Memories Of Murder

Based on a string of unsolved murders that terrorized South Korea's rural Gyunggi Province in the late '80s, Bong Joon-Ho's second feature is produced with all the polish typical of recent Korean genre movies. It's also pretty frightening, but not in the way you might expect in a serial-killer thriller. What's really scary isn't that there's a strangler...read more

Where to Watch

Available to Stream

Reviewed by Ken Fox
Rating:

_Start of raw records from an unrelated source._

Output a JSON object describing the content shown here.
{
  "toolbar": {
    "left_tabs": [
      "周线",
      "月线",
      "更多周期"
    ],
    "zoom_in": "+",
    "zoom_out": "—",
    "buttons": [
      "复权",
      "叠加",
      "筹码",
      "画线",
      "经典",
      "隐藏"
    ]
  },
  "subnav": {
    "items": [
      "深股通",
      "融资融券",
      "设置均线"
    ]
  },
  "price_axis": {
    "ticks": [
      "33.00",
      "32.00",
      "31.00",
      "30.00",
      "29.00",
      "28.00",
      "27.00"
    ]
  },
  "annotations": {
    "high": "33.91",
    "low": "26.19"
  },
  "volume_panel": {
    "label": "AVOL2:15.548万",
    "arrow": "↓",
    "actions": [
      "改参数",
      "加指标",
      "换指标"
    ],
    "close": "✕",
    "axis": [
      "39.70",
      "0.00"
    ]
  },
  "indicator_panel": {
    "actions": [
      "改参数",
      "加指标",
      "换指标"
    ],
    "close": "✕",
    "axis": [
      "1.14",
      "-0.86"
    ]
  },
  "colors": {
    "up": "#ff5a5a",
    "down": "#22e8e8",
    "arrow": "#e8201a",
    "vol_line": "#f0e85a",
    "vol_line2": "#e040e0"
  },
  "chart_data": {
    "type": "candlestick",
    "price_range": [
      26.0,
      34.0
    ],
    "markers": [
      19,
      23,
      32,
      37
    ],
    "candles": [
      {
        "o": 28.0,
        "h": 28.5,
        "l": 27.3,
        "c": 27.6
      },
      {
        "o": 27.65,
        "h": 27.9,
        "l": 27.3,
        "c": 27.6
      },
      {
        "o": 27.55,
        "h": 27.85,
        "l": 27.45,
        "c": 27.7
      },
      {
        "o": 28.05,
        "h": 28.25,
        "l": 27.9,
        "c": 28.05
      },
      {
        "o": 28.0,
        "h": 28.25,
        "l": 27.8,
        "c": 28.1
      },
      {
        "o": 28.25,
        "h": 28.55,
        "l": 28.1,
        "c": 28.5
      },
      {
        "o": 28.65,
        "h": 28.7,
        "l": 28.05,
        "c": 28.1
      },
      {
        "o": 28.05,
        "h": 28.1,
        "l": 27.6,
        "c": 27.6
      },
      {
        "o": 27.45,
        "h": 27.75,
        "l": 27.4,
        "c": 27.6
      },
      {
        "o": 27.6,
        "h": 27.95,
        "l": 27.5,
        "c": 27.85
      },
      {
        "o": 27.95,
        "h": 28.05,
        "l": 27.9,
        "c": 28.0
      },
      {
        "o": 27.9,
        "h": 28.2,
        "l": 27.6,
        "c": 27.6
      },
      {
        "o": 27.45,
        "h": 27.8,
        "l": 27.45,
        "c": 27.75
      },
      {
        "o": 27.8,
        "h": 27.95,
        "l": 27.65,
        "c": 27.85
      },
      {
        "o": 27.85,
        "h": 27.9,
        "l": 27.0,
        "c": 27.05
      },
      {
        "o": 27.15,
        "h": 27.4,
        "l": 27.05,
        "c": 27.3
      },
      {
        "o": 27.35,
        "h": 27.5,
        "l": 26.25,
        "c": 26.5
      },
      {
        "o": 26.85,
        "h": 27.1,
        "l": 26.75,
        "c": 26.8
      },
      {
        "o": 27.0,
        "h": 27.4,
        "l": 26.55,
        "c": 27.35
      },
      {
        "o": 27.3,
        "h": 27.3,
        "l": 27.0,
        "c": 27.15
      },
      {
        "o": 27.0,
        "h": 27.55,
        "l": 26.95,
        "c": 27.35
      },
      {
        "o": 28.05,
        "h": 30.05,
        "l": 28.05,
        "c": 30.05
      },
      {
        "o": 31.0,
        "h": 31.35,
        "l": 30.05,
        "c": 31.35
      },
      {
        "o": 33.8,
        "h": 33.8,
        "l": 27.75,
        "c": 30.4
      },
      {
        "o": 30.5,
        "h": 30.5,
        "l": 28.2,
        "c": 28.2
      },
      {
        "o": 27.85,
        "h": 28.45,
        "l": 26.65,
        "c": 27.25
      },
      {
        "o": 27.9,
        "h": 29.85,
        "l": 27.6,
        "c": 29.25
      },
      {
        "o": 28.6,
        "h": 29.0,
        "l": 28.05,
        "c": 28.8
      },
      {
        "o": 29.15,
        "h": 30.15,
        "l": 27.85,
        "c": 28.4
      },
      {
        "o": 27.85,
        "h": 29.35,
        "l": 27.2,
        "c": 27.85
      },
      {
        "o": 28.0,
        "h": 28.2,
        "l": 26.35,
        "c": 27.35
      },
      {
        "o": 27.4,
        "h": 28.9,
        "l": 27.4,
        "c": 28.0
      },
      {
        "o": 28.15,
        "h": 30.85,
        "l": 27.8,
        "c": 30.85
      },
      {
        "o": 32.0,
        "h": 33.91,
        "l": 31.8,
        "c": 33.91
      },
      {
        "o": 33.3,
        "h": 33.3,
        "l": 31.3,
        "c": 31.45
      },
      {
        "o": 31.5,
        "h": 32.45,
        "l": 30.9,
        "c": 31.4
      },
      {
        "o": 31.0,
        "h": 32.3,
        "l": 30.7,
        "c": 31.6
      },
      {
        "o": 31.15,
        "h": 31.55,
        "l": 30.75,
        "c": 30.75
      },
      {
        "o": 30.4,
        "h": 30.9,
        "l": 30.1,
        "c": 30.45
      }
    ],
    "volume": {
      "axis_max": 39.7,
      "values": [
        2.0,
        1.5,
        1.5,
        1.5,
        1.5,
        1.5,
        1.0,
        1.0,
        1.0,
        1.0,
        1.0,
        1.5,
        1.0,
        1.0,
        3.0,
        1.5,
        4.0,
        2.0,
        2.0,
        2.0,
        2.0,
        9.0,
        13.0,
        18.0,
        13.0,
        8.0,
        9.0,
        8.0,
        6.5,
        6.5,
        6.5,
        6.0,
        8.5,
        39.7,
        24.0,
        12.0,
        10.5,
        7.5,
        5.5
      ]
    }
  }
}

Based on a string of unsolved murders that terrorized South Korea's rural Gyunggi Province in the late '80s, Bong Joon-Ho's second feature is produced with all the polish typical of recent Korean genre movies. It's also pretty frightening, but not in the way you might expect in a serial-killer thriller. What's really scary isn't that there's a strangler on the loose, but that the cops in charge of the investigation are sadistic thugs who aren't above fabricating evidence and torturing the mentally retarded in order to extract phony confessions. When the raped and strangled body of a young woman is found in a grassy meadow, local detective Park Doo-Man (Song Roe-Ho) and his dimwit sidekick, Jo Young-Goo (Kim Nae-Ha), are assigned to the case. Even if these incompetents could manage to keep the rubberneckers, the press and their fellow cops from trampling all over the crime scene, there are precious few clues to be found; the killer appears to have meticulously careful about leaving behind any evidence. After a second body turns up close to a railroad track, Seo Tae-Yoon (Kim Sang-Kyung), a hotshot detective who's on loan from Seoul, notices a disturbing pattern: All the women were found with an undergarment either pulled up over their head or wrapped around their neck, and both victims were wearing at least one article of red clothing. When the badly decomposed corpse of yet another victim — most likely the killer's first — a still more chilling piece of the puzzle emerges: All three women were killed on rainy nights, not long after a local radio station received a request to play an obscure, lachrymose pop song entitled "Sad Letter." Knowing beforehand that the killer won't be caught makes Bong's film a bit like THE TOWN THAT DREADED SUNDOWN (1976), but the foregone conclusion only adds an extra layer of fatalism to this tale of ineffectual authority and abusive power. Throughout the film, air-raid sirens, civil defense drills and demonstrations remind the audience of a larger threat looming over South Korea: the nation's mysterious and unpredictable neighbor to the north.

Cast & Details See all »

  • Released: 2003
  • Rating: NR
  • Review: Based on a string of unsolved murders that terrorized South Korea's rural Gyunggi Province in the late '80s, Bong Joon-Ho's second feature is produced with all the polish typical of recent Korean genre movies. It's also pretty frightening, but not in the w… (more)

Show More »